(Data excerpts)
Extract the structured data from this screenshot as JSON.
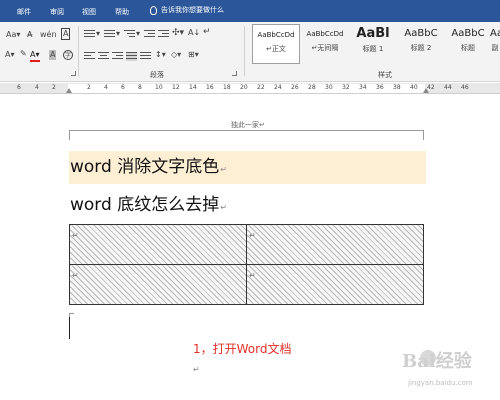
{
  "menu": {
    "tabs": [
      "邮件",
      "审阅",
      "视图",
      "帮助"
    ],
    "tell_me": "告诉我你想要做什么"
  },
  "ribbon": {
    "font_size_label": "Aa",
    "paragraph_group": "段落",
    "styles_group": "样式",
    "styles": [
      {
        "sample": "AaBbCcDd",
        "name": "↵正文"
      },
      {
        "sample": "AaBbCcDd",
        "name": "↵无间隔"
      },
      {
        "sample": "AaBl",
        "name": "标题 1"
      },
      {
        "sample": "AaBbC",
        "name": "标题 2"
      },
      {
        "sample": "AaBbC",
        "name": "标题"
      },
      {
        "sample": "AaBl",
        "name": "副"
      }
    ]
  },
  "ruler": {
    "numbers": [
      "6",
      "4",
      "2",
      "2",
      "4",
      "6",
      "8",
      "10",
      "12",
      "14",
      "16",
      "18",
      "20",
      "22",
      "24",
      "26",
      "28",
      "30",
      "32",
      "34",
      "36",
      "38",
      "40",
      "42",
      "44",
      "46"
    ]
  },
  "document": {
    "header_text": "独此一家↵",
    "heading1": "word 消除文字底色",
    "heading2": "word 底纹怎么去掉",
    "paragraph_mark": "↵",
    "cell_mark": "↵",
    "caption": "1，打开Word文档"
  },
  "watermark": {
    "logo": "Bai经验",
    "url": "jingyan.baidu.com"
  },
  "colors": {
    "title_bar": "#2b579a",
    "heading_shading": "#fdefd4",
    "caption_red": "#e0322a"
  }
}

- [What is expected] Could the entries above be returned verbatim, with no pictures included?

- [Reply to the task]
Extract the structured data from this screenshot as JSON.
{
  "menu": {
    "tabs": [
      "邮件",
      "审阅",
      "视图",
      "帮助"
    ],
    "tell_me": "告诉我你想要做什么"
  },
  "ribbon": {
    "font_size_label": "Aa",
    "paragraph_group": "段落",
    "styles_group": "样式",
    "styles": [
      {
        "sample": "AaBbCcDd",
        "name": "↵正文"
      },
      {
        "sample": "AaBbCcDd",
        "name": "↵无间隔"
      },
      {
        "sample": "AaBl",
        "name": "标题 1"
      },
      {
        "sample": "AaBbC",
        "name": "标题 2"
      },
      {
        "sample": "AaBbC",
        "name": "标题"
      },
      {
        "sample": "AaBl",
        "name": "副"
      }
    ]
  },
  "ruler": {
    "numbers": [
      "6",
      "4",
      "2",
      "2",
      "4",
      "6",
      "8",
      "10",
      "12",
      "14",
      "16",
      "18",
      "20",
      "22",
      "24",
      "26",
      "28",
      "30",
      "32",
      "34",
      "36",
      "38",
      "40",
      "42",
      "44",
      "46"
    ]
  },
  "document": {
    "header_text": "独此一家↵",
    "heading1": "word 消除文字底色",
    "heading2": "word 底纹怎么去掉",
    "paragraph_mark": "↵",
    "cell_mark": "↵",
    "caption": "1，打开Word文档"
  },
  "watermark": {
    "logo": "Bai经验",
    "url": "jingyan.baidu.com"
  },
  "colors": {
    "title_bar": "#2b579a",
    "heading_shading": "#fdefd4",
    "caption_red": "#e0322a"
  }
}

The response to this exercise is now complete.